The prime mover, which is the mechanical apparatus that converts heat into electrical energy, is an important component of a CCHP system. CCHP systems have been developed using steam boilers, gas turbines, and microturbines.
Several studies have been conducted to investigate the performance of CCHP systems as well as the economic benefits of using CCHP. The main economic benefits of CCHP are determined by equipment and fuel costs, local climate conditions, and capital incentives.
Integrated energy planning
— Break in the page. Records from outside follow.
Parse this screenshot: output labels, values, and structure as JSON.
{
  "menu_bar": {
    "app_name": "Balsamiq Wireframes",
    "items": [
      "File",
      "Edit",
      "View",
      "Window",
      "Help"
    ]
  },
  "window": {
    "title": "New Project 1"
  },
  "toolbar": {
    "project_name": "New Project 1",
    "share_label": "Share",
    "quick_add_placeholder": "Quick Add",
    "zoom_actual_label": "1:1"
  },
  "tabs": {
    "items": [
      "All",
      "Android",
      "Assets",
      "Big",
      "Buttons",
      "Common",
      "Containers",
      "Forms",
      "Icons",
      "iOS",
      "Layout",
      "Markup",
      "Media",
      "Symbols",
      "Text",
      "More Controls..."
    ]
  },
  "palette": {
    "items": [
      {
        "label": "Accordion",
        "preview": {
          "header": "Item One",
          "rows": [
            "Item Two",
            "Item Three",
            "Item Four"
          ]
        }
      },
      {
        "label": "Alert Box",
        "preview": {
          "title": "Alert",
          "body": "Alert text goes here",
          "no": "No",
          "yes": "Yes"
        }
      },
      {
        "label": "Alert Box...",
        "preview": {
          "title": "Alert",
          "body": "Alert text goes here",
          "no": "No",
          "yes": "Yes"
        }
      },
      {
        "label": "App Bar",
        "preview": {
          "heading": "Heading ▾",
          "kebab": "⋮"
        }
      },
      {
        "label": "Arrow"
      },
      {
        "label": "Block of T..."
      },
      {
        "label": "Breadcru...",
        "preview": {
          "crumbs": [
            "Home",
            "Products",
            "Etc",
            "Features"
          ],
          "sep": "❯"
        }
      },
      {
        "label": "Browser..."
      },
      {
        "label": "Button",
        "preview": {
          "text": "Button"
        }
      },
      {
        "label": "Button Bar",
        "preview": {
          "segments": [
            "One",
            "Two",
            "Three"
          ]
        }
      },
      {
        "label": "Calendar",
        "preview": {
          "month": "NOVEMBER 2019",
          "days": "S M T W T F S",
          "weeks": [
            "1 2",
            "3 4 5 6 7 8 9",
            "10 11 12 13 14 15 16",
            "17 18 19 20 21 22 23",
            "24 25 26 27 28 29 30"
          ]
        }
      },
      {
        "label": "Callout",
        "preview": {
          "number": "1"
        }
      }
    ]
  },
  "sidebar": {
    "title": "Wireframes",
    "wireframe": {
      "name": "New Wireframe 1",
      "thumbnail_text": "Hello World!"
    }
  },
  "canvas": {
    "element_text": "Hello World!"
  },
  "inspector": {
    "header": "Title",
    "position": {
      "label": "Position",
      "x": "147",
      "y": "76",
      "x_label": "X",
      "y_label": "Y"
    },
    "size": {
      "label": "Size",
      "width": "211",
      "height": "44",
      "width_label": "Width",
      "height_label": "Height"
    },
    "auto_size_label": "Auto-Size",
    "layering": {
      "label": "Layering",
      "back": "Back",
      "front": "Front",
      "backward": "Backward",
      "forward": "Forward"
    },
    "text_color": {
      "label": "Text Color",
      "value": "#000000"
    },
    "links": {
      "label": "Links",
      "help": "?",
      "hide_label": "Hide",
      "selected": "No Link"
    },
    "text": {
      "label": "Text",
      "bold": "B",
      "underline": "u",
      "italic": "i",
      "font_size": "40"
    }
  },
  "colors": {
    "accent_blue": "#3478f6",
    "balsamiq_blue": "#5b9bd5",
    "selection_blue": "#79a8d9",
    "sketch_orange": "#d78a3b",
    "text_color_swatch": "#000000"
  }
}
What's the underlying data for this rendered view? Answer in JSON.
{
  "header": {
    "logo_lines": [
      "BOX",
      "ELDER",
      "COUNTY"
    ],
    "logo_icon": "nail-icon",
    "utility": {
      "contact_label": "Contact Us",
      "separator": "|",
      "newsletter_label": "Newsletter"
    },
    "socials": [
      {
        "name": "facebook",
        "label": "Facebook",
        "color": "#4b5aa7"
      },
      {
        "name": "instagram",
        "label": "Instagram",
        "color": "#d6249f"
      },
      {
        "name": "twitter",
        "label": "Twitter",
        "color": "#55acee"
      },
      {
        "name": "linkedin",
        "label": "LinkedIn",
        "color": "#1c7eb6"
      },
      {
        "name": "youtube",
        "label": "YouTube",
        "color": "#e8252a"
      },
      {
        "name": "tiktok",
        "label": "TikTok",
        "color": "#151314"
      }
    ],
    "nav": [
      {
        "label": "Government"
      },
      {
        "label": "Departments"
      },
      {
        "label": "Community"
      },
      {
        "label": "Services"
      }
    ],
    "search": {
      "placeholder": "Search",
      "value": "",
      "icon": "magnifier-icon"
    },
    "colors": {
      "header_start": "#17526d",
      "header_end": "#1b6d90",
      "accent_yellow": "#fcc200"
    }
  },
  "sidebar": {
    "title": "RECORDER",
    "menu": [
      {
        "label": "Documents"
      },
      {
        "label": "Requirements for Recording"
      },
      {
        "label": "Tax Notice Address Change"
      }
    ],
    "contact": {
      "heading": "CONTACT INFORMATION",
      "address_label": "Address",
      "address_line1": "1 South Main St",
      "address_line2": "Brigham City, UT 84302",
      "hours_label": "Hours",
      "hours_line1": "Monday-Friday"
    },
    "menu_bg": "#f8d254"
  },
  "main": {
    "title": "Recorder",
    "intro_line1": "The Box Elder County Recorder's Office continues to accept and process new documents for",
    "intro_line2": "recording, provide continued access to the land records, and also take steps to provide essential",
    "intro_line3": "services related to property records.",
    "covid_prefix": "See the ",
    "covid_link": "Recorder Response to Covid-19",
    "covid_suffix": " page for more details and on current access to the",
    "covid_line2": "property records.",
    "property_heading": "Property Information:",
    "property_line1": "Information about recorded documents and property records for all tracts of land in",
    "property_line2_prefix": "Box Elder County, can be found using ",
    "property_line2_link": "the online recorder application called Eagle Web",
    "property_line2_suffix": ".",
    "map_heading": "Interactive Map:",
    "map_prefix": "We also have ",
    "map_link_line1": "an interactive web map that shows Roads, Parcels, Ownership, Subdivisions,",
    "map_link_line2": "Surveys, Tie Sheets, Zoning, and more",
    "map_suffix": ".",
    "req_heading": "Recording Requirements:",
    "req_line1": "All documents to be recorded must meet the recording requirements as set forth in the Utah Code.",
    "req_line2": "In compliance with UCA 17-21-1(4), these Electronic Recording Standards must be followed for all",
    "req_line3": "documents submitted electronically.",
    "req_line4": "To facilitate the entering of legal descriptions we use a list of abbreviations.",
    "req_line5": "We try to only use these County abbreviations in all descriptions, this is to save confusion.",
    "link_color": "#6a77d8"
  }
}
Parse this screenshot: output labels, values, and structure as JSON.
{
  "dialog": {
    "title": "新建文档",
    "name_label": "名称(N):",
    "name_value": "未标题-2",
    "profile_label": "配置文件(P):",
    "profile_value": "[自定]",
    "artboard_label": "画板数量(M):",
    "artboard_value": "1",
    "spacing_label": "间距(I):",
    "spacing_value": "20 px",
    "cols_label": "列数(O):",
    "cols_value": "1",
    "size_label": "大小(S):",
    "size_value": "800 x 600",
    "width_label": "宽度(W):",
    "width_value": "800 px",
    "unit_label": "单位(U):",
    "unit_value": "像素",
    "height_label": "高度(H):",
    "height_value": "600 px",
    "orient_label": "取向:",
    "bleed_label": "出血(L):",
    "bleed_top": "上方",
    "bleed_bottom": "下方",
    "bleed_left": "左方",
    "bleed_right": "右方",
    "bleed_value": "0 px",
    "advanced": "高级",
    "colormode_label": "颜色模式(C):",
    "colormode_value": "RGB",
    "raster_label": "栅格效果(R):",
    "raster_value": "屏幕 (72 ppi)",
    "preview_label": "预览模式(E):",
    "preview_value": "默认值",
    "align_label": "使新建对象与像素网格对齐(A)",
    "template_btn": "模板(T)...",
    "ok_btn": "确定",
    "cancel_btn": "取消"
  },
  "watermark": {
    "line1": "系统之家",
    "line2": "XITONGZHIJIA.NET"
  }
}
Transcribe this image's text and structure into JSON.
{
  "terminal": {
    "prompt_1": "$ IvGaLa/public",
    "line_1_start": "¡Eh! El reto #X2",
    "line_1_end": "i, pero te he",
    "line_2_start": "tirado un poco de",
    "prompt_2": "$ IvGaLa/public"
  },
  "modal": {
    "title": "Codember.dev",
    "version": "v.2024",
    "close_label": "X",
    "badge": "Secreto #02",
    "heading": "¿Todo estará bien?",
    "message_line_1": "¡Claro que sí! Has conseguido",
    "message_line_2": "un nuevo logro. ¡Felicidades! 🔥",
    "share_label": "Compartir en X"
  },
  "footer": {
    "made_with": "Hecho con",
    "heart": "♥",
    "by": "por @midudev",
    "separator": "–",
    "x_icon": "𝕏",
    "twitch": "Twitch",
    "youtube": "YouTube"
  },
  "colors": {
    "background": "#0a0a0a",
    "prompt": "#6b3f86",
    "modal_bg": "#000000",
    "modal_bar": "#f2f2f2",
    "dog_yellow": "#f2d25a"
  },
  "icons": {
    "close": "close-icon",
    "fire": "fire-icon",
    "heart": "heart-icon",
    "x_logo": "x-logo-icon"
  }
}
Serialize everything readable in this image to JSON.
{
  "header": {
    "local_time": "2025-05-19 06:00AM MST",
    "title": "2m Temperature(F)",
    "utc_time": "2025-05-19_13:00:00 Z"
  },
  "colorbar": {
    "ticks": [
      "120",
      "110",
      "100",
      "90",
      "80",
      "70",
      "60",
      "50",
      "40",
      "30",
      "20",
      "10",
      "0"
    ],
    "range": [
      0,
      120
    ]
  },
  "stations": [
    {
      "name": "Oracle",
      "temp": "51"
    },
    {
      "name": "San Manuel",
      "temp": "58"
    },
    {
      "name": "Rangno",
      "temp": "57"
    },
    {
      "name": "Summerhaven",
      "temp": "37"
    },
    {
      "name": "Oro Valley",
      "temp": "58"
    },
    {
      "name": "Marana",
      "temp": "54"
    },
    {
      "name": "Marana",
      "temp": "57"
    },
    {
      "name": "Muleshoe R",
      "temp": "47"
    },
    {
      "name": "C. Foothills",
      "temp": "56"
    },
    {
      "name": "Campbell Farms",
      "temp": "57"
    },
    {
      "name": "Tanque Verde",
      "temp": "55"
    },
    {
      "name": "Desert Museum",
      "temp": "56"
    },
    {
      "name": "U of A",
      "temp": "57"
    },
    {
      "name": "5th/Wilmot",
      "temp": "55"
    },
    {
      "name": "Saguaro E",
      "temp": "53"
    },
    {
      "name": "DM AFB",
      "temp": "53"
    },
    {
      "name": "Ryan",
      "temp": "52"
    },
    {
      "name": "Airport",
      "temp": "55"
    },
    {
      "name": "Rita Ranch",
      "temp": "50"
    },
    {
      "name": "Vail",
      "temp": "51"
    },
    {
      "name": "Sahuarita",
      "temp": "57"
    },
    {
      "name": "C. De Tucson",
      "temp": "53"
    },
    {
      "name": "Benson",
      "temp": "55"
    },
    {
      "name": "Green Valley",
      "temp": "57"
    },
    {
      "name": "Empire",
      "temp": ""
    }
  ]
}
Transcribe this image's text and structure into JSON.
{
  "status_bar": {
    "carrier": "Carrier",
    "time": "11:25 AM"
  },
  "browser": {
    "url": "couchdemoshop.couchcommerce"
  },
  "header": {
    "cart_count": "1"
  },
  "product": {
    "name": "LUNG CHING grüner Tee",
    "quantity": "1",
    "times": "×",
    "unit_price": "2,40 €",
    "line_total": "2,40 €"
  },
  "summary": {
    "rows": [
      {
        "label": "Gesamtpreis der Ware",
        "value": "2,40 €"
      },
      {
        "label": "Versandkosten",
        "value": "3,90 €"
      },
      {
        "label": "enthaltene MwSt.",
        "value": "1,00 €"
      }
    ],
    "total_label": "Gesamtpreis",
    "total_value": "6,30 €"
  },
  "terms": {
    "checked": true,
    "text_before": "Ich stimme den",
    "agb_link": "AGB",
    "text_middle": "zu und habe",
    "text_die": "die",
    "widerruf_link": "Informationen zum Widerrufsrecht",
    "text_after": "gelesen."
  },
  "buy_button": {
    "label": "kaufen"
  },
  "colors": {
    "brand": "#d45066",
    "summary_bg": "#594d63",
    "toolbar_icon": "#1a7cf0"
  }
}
Integrated energy system (IES) planning is a method for developing long-term energy strategies and policies. Its purpose is to optimize the conversion of various types of heterogeneous energy streams into efficient and cost-effective energy solutions. It also conducts research on different technologies and their applications. IES planning entails systematic factor analysis and the development of sustainable energy strategies. It also aids in the development of optimal energy generation and storage profiles.
Renewable energy technology development today necessitates solid and dependable planning. Furthermore, the IESs application scenario focuses on the coordination of source-grid-load-storage. These three aspects are the most important aspects of energy consumption. As a result, the IES can take full advantage of the benefits of various energy sources.
Furthermore, the IESs planning and operation model takes carbon emission prices into account. The IES is expected to guide the energy system’s low-carbon transformation. The IES should be environmentally friendly and meet the requirements for environmental performance.
Regulatory framework to support the creation of decentralized energy systems
Creating a regulatory framework to support the development of decentralized energy systems is an important component of the EU’s renewable energy policy. It can also assist countries in dealing with security and resilience issues. Finally, it has the potential to increase access to clean, sustainable energy while also improving efficiency and affordability.
Until now, little thought has been given to the role of local governance in advancing distributed energy initiatives. This is especially true in Africa. A case study of Kenya and Malawi, on the other hand, can shed light on the challenges and potential solutions for implementing decentralized energy regimes.
The study focuses on the roles of local governments in governing distributed energy provision in the two countries. Kenya and Malawi are both undergoing significant energy sector reforms. These reforms, however, are being implemented at varying rates. As a result, distinct patterns emerge in governance processes. To investigate the real-world processes of decentralization, the study employs action research, which combines empirical research with social intervention.